The pipa, which some people call the Chinese lute, is a plucking instrument that dates back to the Han Dynasty (206 BCE - 220 CE). It has a common ancestor with the European lute and the guitar being the Oud. While Eastern Han Dynasty (25 CE - 220 CE) scholar Liu Xi explains in his Dictionary of Names that the name pipa has an onomatopoeic origin "pi" and "pa" refer to the sounds produced by a downstroke and an upstroke respectively, enthomusicologist John Myers suggests in his book The Way of the Pipa (1992) that the name is a derivation from "barbud," the Sassanid lute.
In ancient China, the name pipa was a generic term for all straight-necked plucking instruments that was played being held on laps. While scholars have not confirmed the exact time when the curve-necked pipa was introduced to China, most of them agree that it arrived in China between the Han dynasty and the Southern and Northern dynasty (420 CE - 589 CE) through the Silkroad (Li 2007; Sotomura 2010; Zhao 2003). The curve-nected pipa eventually took over the name of the instrument and became one of the most prominent court and urban instruments during the Tang Dynasty (618 CE - 907 CE).
The pipa has undergone changes since the twentieth century so that it can play chromatic music, have a larger pitch range, and play at a louder volume. A quick comparison between the modern pipa and the Ming pipa in Metropolitan Museum of Art in New York shows that the modern pipa has more frets. Before the 1920s, the most common form of pipa had only four xiangs (wooden frets) and twelve pins (bamboo frets). Musician and educator Cheng Wujia (1901 - 1985) was one of the first to modernize the pipa. By 1928, he developed a pipa with six xiangs and eighteen pins, arranged based on twelve-tone equal temperament (Jia 2007). Such a change expanded the range of the instrument and allows pipa musicians to play in all Western diatonic scales. In addition to the frets, the modern pipa also has a larger body with thinner wood (Jia 2007). This change to the body, together with the use of nylon-wrapped steel strings instead of silk strings, amplifies the volume of the instrument. This feature of a louder sound prepares the pipa for playing in concert hall, which was yet another Western tradition introduced to China, and many other East Asian countries. The most common tuning nowadays is A2, D3, E3, and A3 (from the lowest to the highest strings).
Notes by Wan Yeung

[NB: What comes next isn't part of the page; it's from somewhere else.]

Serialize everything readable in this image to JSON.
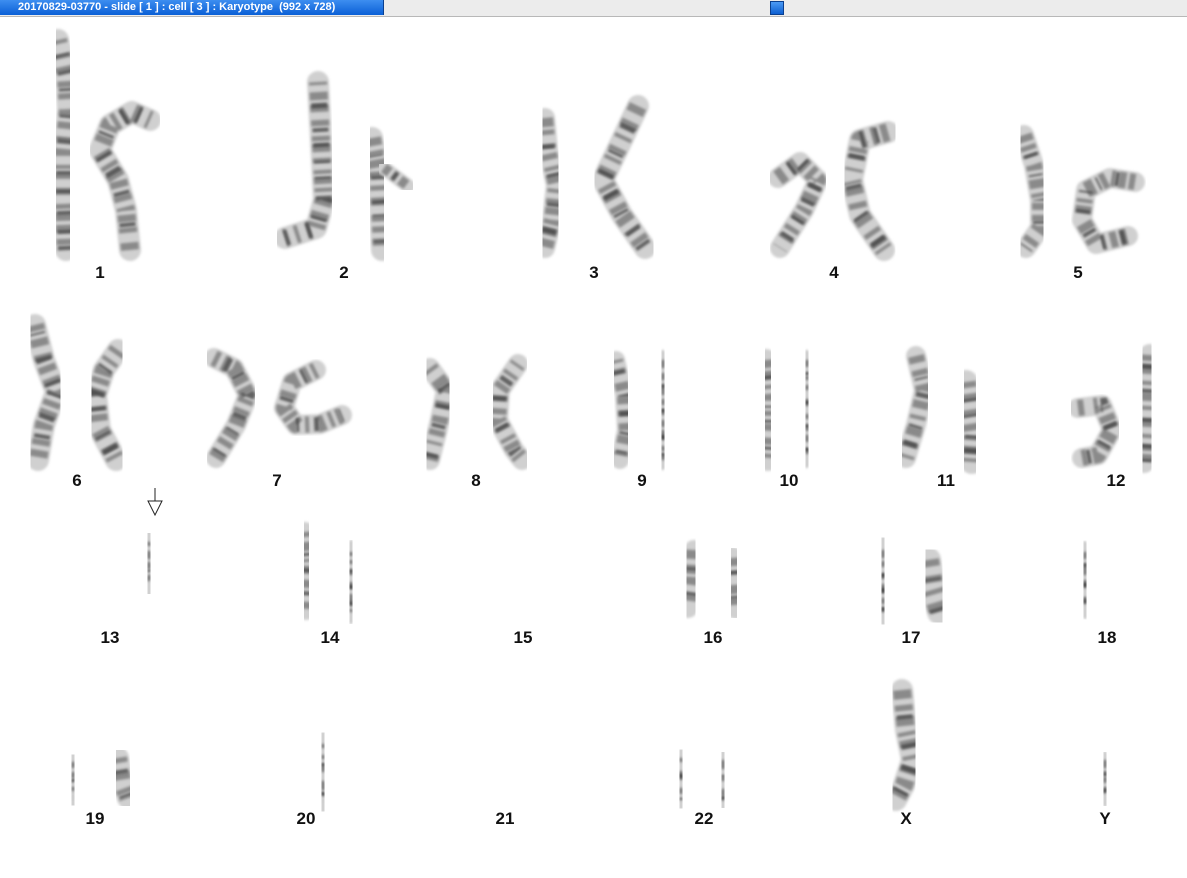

Jia Yi 賈怡, 2007. "'Xihua' Waixing, Chuantong Linghun: Ping Cheng Wujia Shierpingjunlu Liuxiang Shibapin Pipa Gaige" "西"外,傳靈: 評程午加十二平均律六相十八品琵琶改 ("Westernized" Look and Traditional Soul: On Cheng Wujia's Six Xiangs and Eighteen Pins Pipa reform Based on Twelve-tone Equal Temperament). Hundred Schools in Art 96 (3). Jiangsu, China: Jiangsu Culture and Arts Research Institute.
Li, Jinsong 李勁松, 2007. "Dui Wude Yanbiandao Pipa de Wenhua Chanshi" "對烏德演變到琵琶的文化闡釋" (The Cultural Interpretation of the Transformation of the Oud to the Pipa). Hundred Schools in Art 97 (4). Jiangsu, China: Jiangsu Culture and Arts Research Institute.
Myers, John. 1992. The Way of the Pipa: Structure and Imagery in Chinese Lute Music. Kent, Ohio: Kent State University Press.
Sotomura, Ataru. 2010. "Tangdai Pipa Zakao" "唐代琵琶雜考" (Tang Pipa Examined). Translated by Li Fei. Edited by Zhao Weiping. In Yinyue Yishu 音樂藝術 Journal of the Shanghai Conservatory of Music (2). Shanghai, China: The Shanghai Conservatory of Music. 59-70.
Zhao, Weiping 趙維平. 2003. "Sichouzhilu Shang de Pipa Yueqishi" "絲綢之路上的琵琶樂器史" (A Historical Account of Pipa Found along the Silk Route). Musicology in China (4). Beijing: Chinese National Academy of Arts. 34-48.